Indiana’s position as the “Crossroads of America” certainly helped the burgeoning industry. The region’s excellent transportation system of interstates, rivers, and railroads made it easy to bring supplies in and distribute finished RVs across America. It also helped that the area had a strong, experienced workforce. As RV Pro points out, skilled workers who were accustomed to making Indiana’s famous Studebaker, Elcar, and Pratt vehicles transitioned easily into building RVs instead.

Much has changed since the days of those early recreational vehicles. Higher-end models have evolved into stunning mobile mansions, complete with all the features and amenities you would expect to find in their stationary counterparts. Fortunately, Indiana still produces plenty of options for those with a more modest budget. From simple tent trailers to luxury fifth-wheels, there’s an American-made camper to suit every budget and taste.

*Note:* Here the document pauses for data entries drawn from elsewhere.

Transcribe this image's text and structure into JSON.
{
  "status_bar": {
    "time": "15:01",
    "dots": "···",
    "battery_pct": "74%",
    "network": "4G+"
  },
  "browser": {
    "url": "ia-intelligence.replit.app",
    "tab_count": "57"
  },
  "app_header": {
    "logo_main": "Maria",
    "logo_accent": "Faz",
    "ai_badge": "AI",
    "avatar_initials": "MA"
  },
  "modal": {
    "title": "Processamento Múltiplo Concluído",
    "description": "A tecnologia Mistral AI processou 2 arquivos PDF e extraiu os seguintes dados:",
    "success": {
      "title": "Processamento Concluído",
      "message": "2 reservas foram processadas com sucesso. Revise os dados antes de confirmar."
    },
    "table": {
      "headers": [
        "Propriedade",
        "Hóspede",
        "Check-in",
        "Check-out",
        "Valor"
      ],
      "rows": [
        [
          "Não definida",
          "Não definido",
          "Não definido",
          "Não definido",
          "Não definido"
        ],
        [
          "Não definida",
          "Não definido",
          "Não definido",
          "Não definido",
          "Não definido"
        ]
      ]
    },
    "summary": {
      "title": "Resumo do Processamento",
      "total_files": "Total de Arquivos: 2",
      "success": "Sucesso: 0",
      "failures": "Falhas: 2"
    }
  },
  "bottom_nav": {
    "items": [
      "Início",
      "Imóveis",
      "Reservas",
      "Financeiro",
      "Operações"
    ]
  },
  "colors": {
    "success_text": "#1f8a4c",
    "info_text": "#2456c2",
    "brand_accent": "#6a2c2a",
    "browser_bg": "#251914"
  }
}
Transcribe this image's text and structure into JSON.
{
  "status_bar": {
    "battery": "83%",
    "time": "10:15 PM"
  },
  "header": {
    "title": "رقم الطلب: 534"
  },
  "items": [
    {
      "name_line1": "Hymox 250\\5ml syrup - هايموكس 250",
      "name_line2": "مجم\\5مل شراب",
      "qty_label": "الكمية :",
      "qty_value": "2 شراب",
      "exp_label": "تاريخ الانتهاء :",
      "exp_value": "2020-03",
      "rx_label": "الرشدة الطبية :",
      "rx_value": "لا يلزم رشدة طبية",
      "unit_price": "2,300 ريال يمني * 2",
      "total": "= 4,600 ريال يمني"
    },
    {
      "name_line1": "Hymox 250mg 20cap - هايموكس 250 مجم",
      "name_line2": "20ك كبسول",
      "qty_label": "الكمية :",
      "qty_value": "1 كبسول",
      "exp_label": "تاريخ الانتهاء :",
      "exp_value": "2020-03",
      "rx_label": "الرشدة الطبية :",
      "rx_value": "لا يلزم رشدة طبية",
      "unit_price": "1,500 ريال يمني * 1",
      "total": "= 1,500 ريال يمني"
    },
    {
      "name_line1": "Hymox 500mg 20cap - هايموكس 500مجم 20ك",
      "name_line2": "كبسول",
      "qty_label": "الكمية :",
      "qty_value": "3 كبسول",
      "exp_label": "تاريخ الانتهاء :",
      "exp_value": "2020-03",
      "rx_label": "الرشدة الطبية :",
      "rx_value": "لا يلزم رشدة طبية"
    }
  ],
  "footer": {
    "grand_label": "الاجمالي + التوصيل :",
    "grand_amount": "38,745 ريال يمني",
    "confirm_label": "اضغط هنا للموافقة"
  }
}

Today many of the smaller recreational vehicle manufacturers have been absorbed into large conglomerates such as Thor Industries, owner of the popular Airstream, Jayco, and Keystone RV brands, as well as many others. However, though the number of independent companies has shrunk, there’s no sign the Hoosier State is ready to give up its title as the RV Manufacturing Capital of the World.